ABOUT THIS TASK —
Find the lines of data that contain the string "camera", then list them.

[EXERCISE INPUT Boundary: Start]

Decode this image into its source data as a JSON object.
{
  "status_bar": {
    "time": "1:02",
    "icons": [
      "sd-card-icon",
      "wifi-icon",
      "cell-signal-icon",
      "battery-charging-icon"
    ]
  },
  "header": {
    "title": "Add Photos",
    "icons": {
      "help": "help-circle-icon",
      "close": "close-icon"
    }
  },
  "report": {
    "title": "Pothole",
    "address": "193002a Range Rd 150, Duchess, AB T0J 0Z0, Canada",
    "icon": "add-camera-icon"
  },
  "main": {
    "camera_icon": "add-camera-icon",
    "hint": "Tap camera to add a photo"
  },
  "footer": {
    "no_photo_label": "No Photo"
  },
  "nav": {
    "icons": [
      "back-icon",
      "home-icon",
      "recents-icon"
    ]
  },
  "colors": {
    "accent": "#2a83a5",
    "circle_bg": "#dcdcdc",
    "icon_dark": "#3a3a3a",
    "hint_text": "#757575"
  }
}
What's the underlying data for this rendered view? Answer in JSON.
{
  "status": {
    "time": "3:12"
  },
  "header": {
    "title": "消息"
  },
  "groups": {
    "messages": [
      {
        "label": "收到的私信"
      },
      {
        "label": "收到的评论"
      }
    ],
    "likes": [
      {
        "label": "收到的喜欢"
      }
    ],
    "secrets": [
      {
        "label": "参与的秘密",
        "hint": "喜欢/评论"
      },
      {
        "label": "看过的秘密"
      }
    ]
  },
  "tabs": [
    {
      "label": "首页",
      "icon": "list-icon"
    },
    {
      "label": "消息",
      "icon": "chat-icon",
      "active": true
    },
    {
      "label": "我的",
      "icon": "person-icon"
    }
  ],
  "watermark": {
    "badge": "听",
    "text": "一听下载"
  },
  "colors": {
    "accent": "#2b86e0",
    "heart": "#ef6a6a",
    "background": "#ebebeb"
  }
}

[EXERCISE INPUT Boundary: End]

SOLUTION FOR THIS PROBLEM —
    "icon": "add-camera-icon"
    "camera_icon": "add-camera-icon",
    "hint": "Tap camera to add a photo"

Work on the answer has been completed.